Possible solutions: This can happen when there is too much happening in a session. The CE could help the SSLP restructure the session so that she can focus her attention on one aspect of the child’s behavior at a time, like this: “I want you to name these five pictures. Each time I am going to watch your lips. When you are done you can put the pictures on the table and mix them up for our game later.” If the child rounds the lips each time, switch to focusing on the tongue. When the ten cards are on the table play memory, modeling the picture names. In this way the three behaviors (rounding lips, retracting tongue, finding pairs) are separated in time and the SSLP can focus attention on each one with care, providing appropriate feedback repeatedly during the appropriate intervals.

Category 6: Confused use of reinforcement materials

SSLP: “Repeat after me, [ska].”

Child: “[θak]”

SSLP: [ska]

Child: “[θak]”

SSLP: “OK, take the fish out.”

SSLP: “Repeat after me, [ska].”

Child: [ska]

SSLP: “There you got it, take the fish out.”

SSLP: “Repeat after me, [ska].”

Child: [ska]

SSLP: “Good, and the last one, [ska].”

Child: [ska]

SSLP: “That’s good, take the fish out.”

Comment on vignette: In this vignette the child cannot tell if he gets a fish for correct answers or wrong answers or any answer.
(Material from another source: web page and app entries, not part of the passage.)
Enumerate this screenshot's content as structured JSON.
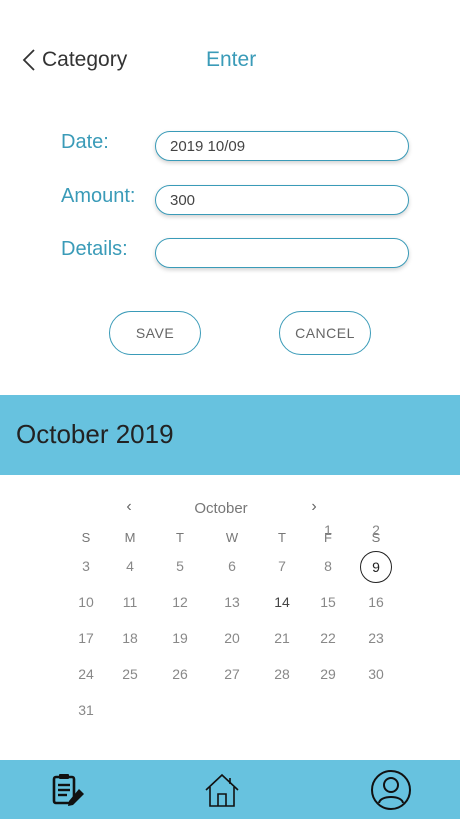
{
  "header": {
    "back_label": "Category",
    "title": "Enter"
  },
  "form": {
    "date_label": "Date:",
    "date_value": "2019 10/09",
    "amount_label": "Amount:",
    "amount_value": "300",
    "details_label": "Details:",
    "details_value": ""
  },
  "buttons": {
    "save": "SAVE",
    "cancel": "CANCEL"
  },
  "calendar": {
    "banner": "October 2019",
    "month_name": "October",
    "prev": "‹",
    "next": "›",
    "weekdays": [
      "S",
      "M",
      "T",
      "W",
      "T",
      "F",
      "S"
    ],
    "days": [
      "1",
      "2",
      "3",
      "4",
      "5",
      "6",
      "7",
      "8",
      "9",
      "10",
      "11",
      "12",
      "13",
      "14",
      "15",
      "16",
      "17",
      "18",
      "19",
      "20",
      "21",
      "22",
      "23",
      "24",
      "25",
      "26",
      "27",
      "28",
      "29",
      "30",
      "31"
    ],
    "selected_day": "9"
  },
  "nav": {
    "icons": [
      "notes-edit-icon",
      "home-icon",
      "profile-icon"
    ]
  },
  "colors": {
    "accent": "#3a9bb8",
    "banner": "#67c2df"
  }
}
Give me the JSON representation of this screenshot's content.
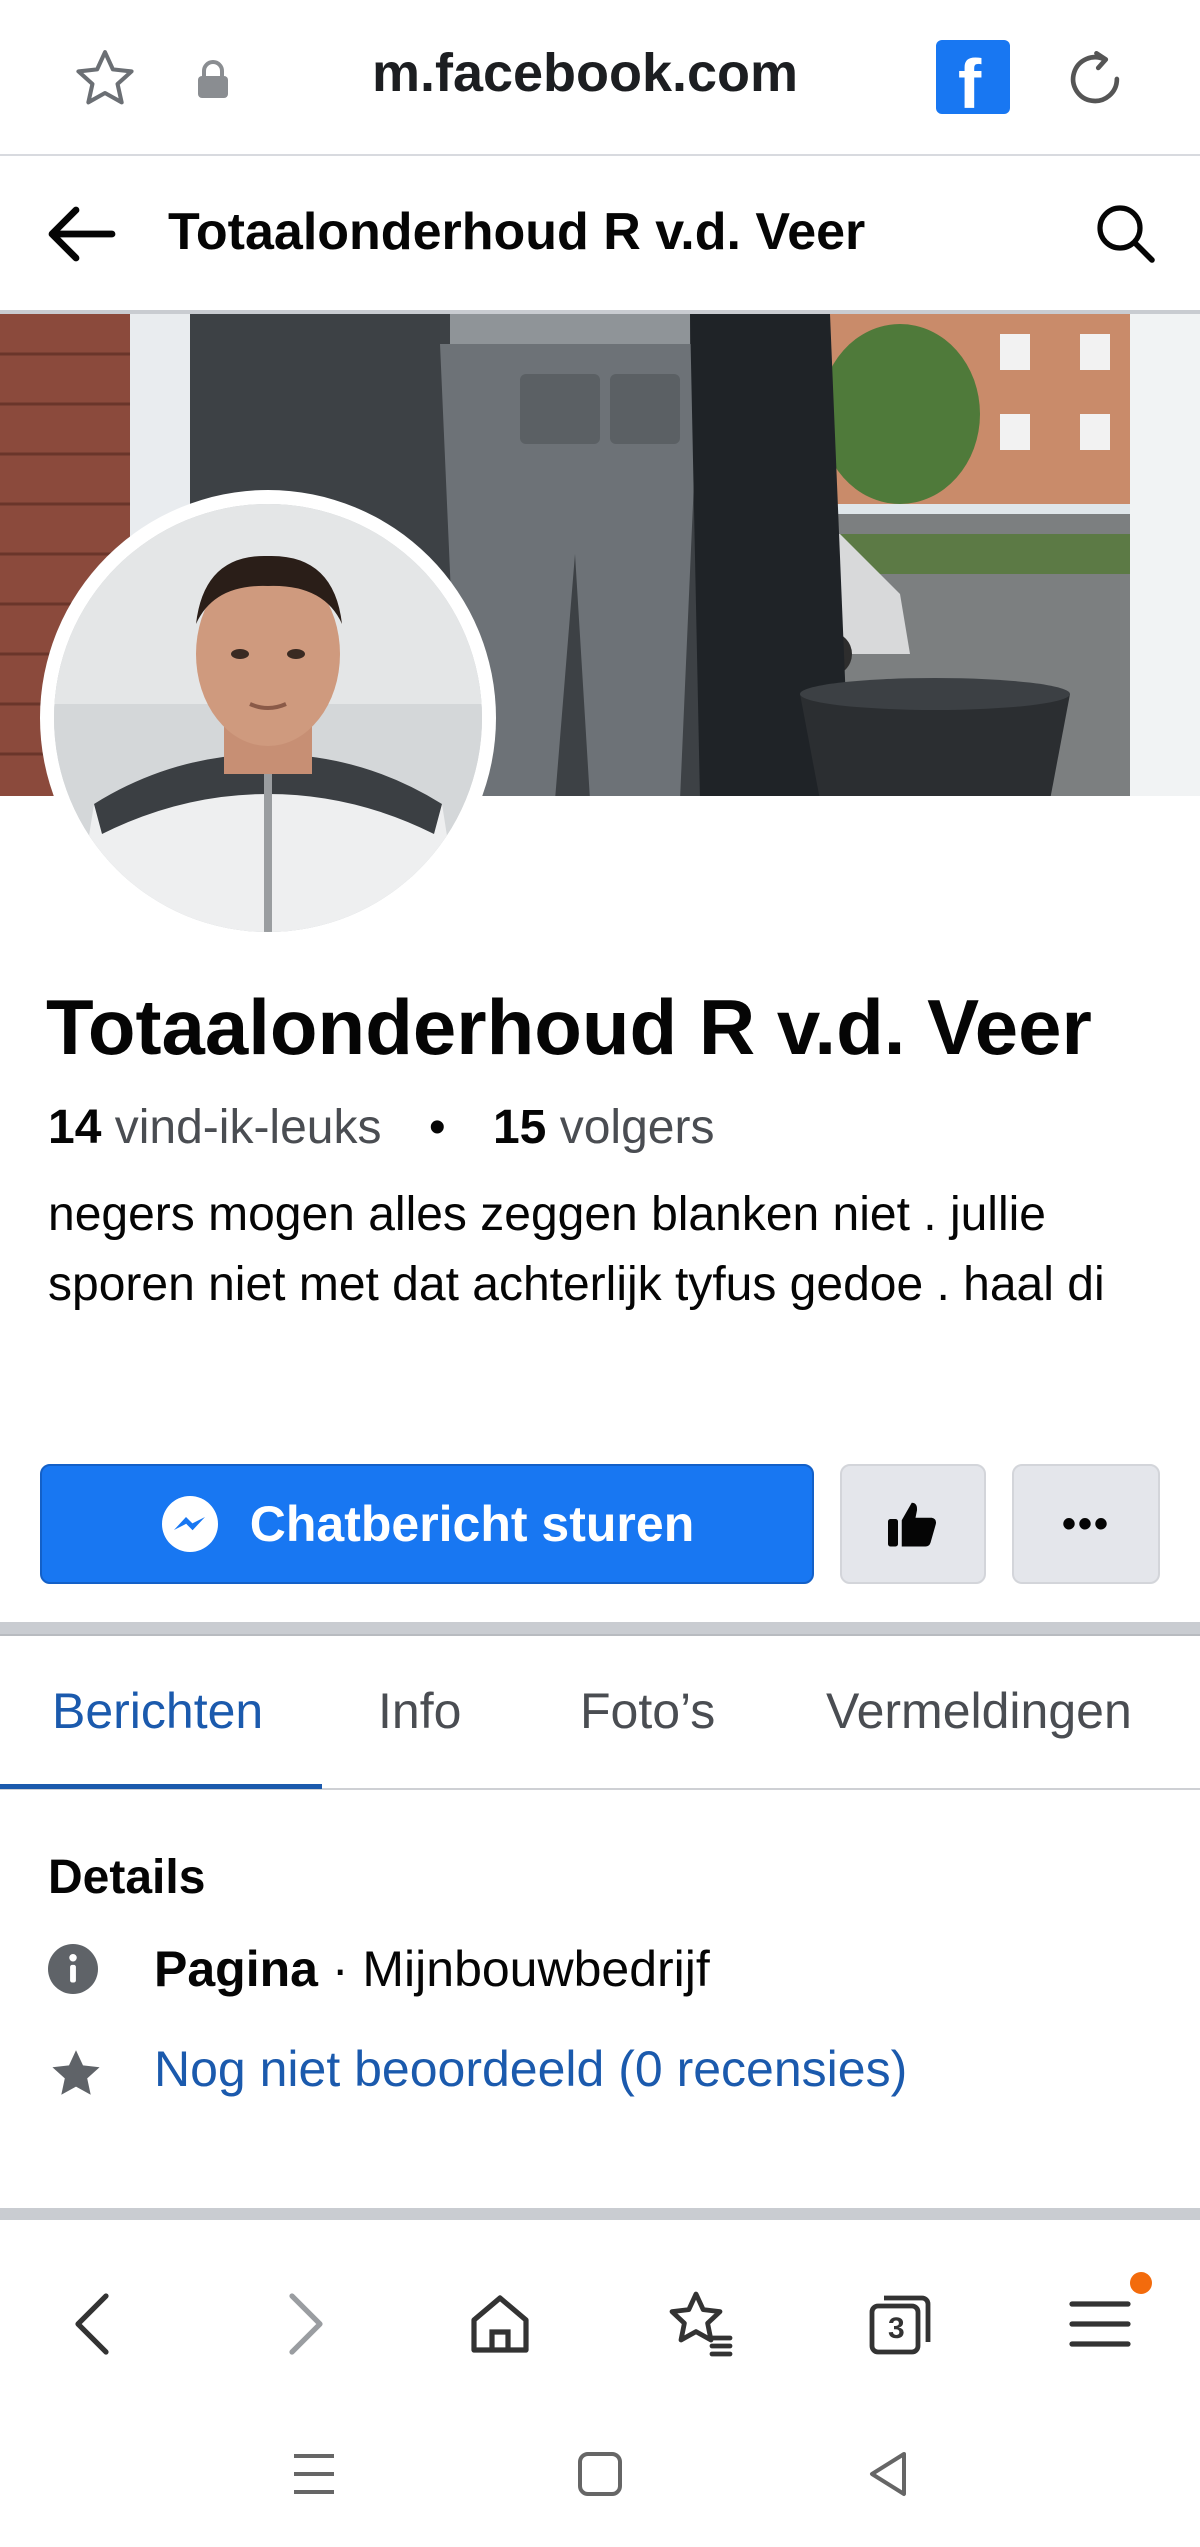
{
  "browser": {
    "url": "m.facebook.com",
    "icons": [
      "star-outline-icon",
      "lock-icon",
      "facebook-logo-icon",
      "reload-icon"
    ],
    "fb_logo_letter": "f",
    "fb_color": "#1877f2"
  },
  "header": {
    "title": "Totaalonderhoud R v.d. Veer",
    "icons": [
      "back-arrow-icon",
      "search-icon"
    ]
  },
  "profile": {
    "name": "Totaalonderhoud R v.d. Veer",
    "likes_count": "14",
    "likes_label": "vind-ik-leuks",
    "separator": "•",
    "followers_count": "15",
    "followers_label": "volgers",
    "bio": "negers mogen alles zeggen blanken niet . jullie sporen niet met dat achterlijk tyfus gedoe . haal di"
  },
  "actions": {
    "chat_label": "Chatbericht sturen",
    "like_icon": "thumbs-up-icon",
    "more_label": "•••",
    "accent": "#1877f2"
  },
  "tabs": [
    {
      "label": "Berichten",
      "active": true
    },
    {
      "label": "Info",
      "active": false
    },
    {
      "label": "Foto’s",
      "active": false
    },
    {
      "label": "Vermeldingen",
      "active": false
    }
  ],
  "details": {
    "heading": "Details",
    "type_label": "Pagina",
    "type_sep": " · ",
    "category": "Mijnbouwbedrijf",
    "rating_text": "Nog niet beoordeeld (0 recensies)"
  },
  "toolbar": {
    "icons": [
      "back-icon",
      "forward-icon",
      "home-icon",
      "bookmarks-icon",
      "tabs-icon",
      "menu-icon"
    ],
    "tabs_count": "3",
    "notification_color": "#f36b0c"
  },
  "system_nav": {
    "icons": [
      "recent-apps-icon",
      "home-square-icon",
      "back-triangle-icon"
    ]
  }
}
It is even worse if the child has been told that he will get a fish for each correct answer. Sometimes a student will say “Everything was going fine, we were having fun and then he just lost it!” When you look at the video you see exchanges such as the one reproduced here leading up to a tantrum by the child. The SSLP has broken a promise to the child. They don’t forgive that.

Possible solutions: This one is hard because it is a classic rooky mistake. Experience is the best cure. Reducing the number of tasks that the SSLP must do simultaneously may help. Therefore, in the early sessions the CE might keep track of the child’s correct and incorrect responses for the SSLP and allow her to focus on managing the materials and the child’s behavior. SSLPs would never think of this but it is possible to let the child manage the reinforcement materials themselves in some cases. One of our favorite vignettes, reprinted on page 463 of DPD2e (Case Study 9-4) involved an error detection activity in which the child could put toy animals in the barn but only when the SSLP said the names of the animals correctly. The child had the toys in his hands throughout the activity. He would not put them in the barn unless the clinician said the words correctly and would get annoyed if she said them wrong, telling her “you have to say cow [kau]!” SSLPs can learn that it is not necessary to control everything.

I put these here for students and clinical educators and speech-language pathologists and hope that you will have fun finding these feedback mishaps in your own sessions. If you come up with better strategies to avoid them than I have suggested here please share them in the comments.